“Khrushchev started off a miner’s son and had one of those rocket rides in the social stratosphere that could happen once Stalin had got rid of all the old Bolsheviks and needed a completely new political class. He went being from being a semi-literate party member out in the country to the deputy mayor of Moscow in about five years, and he finally ended up as one of Stalin’s inner circle. He worked closely with Stalin for nearly 20 years and approved thousands of arrests and executions and then went on to lead Russia during the Cold War. For me, this is a magisterial biography and strangely funny. Khrushchev was a funny guy – it is one of the things about him which was appealing and then, when you think about it, more worrying still. Of all the Soviet leadership, Khrushchev is the one who is recognisable as a human being. He had that rare gift among politicians of remaining recognisable, thinking on his feet and cracking jokes. He had an almost Clintonesque gift of the gab, which really wasn’t a crucial skill among high-level Stalinists.

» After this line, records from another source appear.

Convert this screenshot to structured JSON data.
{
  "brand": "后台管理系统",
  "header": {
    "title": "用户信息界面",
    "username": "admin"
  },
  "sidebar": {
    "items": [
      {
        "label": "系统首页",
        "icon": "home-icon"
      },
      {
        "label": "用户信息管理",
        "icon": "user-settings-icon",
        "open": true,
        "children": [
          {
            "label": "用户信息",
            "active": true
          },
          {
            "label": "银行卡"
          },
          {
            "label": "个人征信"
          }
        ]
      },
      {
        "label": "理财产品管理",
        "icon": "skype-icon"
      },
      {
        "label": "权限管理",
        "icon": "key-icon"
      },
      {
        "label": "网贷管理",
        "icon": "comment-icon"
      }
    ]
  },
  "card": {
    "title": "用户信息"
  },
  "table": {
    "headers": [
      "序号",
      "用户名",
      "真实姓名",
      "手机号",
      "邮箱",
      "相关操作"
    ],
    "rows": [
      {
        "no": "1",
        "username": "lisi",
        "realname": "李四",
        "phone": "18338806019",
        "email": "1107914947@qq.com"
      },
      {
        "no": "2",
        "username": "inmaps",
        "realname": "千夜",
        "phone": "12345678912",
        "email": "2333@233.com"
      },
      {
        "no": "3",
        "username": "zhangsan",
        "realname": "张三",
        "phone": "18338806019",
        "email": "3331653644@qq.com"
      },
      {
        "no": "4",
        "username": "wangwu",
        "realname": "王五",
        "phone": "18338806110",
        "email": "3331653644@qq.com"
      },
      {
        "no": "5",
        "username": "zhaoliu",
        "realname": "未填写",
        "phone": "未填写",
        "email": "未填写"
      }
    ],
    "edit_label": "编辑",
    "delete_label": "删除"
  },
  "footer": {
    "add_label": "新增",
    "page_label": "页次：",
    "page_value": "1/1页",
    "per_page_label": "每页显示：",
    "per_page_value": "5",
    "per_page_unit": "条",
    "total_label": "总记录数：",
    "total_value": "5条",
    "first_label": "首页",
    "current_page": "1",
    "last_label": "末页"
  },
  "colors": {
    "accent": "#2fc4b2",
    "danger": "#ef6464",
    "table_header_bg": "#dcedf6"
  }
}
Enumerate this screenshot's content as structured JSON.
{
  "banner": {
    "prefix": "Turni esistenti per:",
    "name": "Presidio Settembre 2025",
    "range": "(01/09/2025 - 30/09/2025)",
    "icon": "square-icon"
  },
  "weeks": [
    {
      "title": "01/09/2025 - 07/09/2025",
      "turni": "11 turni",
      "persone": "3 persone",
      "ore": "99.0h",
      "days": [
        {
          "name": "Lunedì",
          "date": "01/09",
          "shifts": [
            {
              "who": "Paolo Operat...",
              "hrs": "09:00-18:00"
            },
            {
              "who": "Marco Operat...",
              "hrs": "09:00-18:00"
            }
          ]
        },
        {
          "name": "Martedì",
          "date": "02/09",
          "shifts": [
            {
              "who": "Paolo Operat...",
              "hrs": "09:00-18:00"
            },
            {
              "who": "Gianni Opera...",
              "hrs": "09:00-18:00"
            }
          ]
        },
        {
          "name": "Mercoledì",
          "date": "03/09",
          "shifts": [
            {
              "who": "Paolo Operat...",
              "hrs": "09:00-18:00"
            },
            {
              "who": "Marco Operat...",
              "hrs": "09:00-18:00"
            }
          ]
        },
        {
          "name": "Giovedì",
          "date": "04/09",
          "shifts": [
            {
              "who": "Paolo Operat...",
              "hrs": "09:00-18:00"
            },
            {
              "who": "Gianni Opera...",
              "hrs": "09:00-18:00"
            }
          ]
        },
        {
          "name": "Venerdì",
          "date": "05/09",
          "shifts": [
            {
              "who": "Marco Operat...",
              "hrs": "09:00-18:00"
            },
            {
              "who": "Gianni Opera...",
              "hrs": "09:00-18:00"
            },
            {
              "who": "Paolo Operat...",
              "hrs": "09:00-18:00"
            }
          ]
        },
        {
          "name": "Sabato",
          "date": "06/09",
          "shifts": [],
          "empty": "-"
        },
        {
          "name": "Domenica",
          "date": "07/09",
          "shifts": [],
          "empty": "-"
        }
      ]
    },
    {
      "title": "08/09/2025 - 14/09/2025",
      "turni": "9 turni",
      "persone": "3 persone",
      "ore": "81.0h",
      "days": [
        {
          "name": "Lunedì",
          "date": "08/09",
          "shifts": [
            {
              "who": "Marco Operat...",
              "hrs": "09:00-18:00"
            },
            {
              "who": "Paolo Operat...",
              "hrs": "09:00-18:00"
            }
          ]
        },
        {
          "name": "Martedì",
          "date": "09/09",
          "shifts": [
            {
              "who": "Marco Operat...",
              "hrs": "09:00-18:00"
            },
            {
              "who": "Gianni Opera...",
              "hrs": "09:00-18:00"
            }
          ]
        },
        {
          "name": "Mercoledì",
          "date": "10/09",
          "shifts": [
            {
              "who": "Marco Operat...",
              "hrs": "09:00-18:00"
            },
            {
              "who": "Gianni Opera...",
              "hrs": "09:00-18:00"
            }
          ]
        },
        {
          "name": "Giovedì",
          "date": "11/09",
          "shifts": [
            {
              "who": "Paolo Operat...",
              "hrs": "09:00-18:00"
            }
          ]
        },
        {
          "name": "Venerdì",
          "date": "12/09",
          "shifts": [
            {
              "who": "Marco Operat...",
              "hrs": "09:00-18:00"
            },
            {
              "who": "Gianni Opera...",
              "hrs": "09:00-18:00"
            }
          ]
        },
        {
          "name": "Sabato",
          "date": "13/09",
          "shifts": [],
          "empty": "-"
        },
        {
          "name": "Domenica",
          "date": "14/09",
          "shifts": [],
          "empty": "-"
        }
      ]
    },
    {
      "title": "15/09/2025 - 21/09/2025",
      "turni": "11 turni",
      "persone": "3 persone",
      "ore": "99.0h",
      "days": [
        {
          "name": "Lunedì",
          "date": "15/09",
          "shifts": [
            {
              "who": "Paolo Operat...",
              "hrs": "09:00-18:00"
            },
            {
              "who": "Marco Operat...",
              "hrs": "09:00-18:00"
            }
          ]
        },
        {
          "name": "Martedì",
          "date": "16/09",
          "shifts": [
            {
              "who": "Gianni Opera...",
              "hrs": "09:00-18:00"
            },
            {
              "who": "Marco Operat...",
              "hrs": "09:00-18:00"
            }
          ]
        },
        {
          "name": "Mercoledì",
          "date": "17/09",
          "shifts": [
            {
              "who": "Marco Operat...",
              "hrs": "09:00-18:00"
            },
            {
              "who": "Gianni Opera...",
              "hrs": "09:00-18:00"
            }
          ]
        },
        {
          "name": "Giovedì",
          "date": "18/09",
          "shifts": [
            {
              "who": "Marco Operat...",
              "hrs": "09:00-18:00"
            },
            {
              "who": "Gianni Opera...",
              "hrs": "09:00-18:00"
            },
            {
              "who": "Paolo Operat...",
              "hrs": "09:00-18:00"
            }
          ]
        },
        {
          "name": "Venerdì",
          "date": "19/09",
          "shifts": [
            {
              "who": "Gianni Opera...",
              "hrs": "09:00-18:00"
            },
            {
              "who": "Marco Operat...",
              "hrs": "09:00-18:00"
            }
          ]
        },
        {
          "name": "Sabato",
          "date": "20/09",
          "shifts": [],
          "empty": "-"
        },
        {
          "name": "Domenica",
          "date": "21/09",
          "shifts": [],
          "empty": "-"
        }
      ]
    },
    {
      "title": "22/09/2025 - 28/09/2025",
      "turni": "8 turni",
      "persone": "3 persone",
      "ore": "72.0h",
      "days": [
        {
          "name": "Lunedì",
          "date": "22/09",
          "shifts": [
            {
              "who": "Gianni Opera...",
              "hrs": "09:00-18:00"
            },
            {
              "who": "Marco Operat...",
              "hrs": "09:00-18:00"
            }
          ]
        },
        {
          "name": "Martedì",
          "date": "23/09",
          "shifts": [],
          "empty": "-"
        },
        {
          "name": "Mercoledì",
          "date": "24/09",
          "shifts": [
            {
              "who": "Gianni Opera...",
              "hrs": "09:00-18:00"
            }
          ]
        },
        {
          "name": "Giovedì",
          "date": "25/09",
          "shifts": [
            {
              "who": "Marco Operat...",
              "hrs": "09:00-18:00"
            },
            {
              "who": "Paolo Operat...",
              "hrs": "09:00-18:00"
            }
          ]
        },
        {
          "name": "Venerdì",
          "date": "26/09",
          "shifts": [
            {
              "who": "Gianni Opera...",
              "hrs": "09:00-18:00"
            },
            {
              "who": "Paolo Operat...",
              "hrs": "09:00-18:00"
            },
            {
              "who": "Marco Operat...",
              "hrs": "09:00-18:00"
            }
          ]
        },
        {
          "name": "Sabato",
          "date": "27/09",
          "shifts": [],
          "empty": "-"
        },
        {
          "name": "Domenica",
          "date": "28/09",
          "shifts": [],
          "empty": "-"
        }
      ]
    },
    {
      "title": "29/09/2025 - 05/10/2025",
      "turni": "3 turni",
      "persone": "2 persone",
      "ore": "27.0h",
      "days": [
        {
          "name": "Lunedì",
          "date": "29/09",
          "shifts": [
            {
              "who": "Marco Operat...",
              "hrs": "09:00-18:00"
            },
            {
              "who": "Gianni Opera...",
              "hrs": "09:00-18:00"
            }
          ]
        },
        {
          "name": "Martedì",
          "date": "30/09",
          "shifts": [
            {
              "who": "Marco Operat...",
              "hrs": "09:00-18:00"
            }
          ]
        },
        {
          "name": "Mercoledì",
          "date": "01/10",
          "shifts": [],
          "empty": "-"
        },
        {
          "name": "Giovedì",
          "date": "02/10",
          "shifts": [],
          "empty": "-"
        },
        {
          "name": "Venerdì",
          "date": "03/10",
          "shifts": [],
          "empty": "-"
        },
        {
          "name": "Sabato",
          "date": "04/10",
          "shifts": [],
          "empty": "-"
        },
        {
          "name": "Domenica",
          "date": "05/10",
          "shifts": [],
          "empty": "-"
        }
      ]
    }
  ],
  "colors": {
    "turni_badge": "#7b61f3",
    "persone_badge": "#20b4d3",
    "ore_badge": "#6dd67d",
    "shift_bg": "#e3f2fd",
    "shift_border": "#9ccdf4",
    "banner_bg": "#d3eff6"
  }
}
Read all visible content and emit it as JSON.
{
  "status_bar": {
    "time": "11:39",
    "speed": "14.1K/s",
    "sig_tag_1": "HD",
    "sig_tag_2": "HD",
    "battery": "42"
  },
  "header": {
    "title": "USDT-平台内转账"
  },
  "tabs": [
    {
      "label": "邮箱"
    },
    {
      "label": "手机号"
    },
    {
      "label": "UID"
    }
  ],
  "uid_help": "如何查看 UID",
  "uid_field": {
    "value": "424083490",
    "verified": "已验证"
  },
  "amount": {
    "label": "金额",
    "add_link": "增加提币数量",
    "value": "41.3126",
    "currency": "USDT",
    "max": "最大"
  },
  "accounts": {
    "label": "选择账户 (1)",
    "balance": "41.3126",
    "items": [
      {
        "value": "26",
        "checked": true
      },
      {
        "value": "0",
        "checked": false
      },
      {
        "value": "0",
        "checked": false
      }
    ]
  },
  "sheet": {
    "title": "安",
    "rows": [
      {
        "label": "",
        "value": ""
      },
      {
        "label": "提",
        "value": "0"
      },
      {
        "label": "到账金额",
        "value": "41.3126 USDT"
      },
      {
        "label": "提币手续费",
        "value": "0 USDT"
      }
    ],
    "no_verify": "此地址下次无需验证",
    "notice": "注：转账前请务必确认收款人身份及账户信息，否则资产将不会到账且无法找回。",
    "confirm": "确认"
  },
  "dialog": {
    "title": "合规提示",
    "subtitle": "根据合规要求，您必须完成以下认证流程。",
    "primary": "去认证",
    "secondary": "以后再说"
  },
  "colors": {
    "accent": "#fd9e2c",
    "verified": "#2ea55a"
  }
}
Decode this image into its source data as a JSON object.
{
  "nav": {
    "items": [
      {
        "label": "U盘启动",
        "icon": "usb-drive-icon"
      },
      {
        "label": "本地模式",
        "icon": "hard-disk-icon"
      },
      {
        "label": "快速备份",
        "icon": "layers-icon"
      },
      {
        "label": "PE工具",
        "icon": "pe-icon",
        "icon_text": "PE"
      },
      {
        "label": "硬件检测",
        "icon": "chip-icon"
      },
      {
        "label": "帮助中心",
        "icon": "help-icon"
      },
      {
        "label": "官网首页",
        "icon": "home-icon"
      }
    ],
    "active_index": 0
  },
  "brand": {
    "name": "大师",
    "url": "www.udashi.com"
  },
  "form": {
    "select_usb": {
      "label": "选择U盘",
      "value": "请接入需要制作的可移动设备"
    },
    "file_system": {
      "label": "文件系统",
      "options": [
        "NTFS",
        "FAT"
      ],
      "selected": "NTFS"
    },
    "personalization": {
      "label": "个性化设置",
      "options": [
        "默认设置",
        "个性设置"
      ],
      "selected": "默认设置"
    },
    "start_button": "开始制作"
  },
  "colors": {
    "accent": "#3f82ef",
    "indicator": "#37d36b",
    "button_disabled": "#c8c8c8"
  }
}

In some ways, I would guess that he survived at the top of Stalin’s Russia in spite of it.” Read more...
The best books on 20th Century Russia